Indeed, the Barclays Center opened only two months before Browne made his debut. It is pretty obvious that the Staten Island native has been viewed as a potential hometown star for the arena since the arena began showing boxing cards.
So far Browne is 19-0 with 12 KOs. He knocked out former belt holder Gabriel Gampillo in September 2015 and hard-punching Thomas Williams last February. There is a good argument to rate him in the division’s top 10.
Monaghan was a bricklayer by trade and entered the professional boxing ranks after less than 20 amateur bouts. He started as a club fighter but had the talent and exciting style to crack the undercard on shows at Madison Square Garden, Boardwalk Hall and the MGM Grand at Foxwoods. I first learned about him when I saw him knock somebody out on the Nonito Donaire-Omar Narvaez card at the Garden’s small room back in 2011. He had a large show of support, even that early in his career.
He has kept winning since then. His record is now 28-0 with 17 KOs and on July 15, he’ll face his local rival, when he meets Browne at Nassau Coliseum.
Browne will represent a significant step up in competition for him–the only truly significant win on his resume is Donavan George, and George is no Marcus Browne.
Still, Monaghan has consistently defeated experienced journeymen and other club-level heroes. He deserves a turn in the spotlight against a contender like Browne.

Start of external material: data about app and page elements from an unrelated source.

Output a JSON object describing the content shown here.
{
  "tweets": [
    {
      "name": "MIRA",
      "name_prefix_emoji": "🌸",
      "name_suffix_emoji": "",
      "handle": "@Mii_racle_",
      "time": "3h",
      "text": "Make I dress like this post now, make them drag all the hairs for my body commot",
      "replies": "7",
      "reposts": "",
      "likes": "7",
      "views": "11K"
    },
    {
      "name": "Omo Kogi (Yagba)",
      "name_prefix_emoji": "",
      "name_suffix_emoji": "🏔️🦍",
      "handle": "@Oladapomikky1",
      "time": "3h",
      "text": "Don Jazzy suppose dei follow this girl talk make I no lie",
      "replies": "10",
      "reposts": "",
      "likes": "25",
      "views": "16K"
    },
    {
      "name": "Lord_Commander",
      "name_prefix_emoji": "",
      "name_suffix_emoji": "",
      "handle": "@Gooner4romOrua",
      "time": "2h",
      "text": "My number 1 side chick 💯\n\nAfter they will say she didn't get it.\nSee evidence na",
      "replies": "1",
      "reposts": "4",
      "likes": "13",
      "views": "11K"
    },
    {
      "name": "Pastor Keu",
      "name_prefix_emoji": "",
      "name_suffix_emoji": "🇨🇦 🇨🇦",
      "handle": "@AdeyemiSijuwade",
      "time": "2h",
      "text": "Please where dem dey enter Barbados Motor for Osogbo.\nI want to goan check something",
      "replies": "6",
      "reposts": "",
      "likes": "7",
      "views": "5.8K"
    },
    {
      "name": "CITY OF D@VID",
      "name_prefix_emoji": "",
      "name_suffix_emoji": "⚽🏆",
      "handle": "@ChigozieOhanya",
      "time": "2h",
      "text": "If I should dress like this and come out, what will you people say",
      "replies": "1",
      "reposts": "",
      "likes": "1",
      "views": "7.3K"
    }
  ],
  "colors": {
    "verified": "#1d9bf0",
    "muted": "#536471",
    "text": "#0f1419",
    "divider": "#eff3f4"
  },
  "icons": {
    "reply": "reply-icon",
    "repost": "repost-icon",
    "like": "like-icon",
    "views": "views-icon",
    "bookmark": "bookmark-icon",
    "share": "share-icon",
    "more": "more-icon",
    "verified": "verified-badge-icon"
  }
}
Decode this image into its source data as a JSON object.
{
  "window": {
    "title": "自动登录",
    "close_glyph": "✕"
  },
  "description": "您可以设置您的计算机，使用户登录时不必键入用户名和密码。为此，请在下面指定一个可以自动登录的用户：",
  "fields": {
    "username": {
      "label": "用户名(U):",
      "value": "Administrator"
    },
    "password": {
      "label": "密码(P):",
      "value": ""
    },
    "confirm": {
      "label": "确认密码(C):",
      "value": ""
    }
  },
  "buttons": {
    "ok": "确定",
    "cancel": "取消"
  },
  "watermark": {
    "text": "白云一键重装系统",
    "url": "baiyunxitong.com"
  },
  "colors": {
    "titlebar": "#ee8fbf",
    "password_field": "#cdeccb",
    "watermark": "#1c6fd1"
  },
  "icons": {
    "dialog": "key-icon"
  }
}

Browne should win this fight for sure. But Monaghan will show up determined to cash in on his big break. And hardcore fans in the NYC area will have an exciting local rivalry to savor.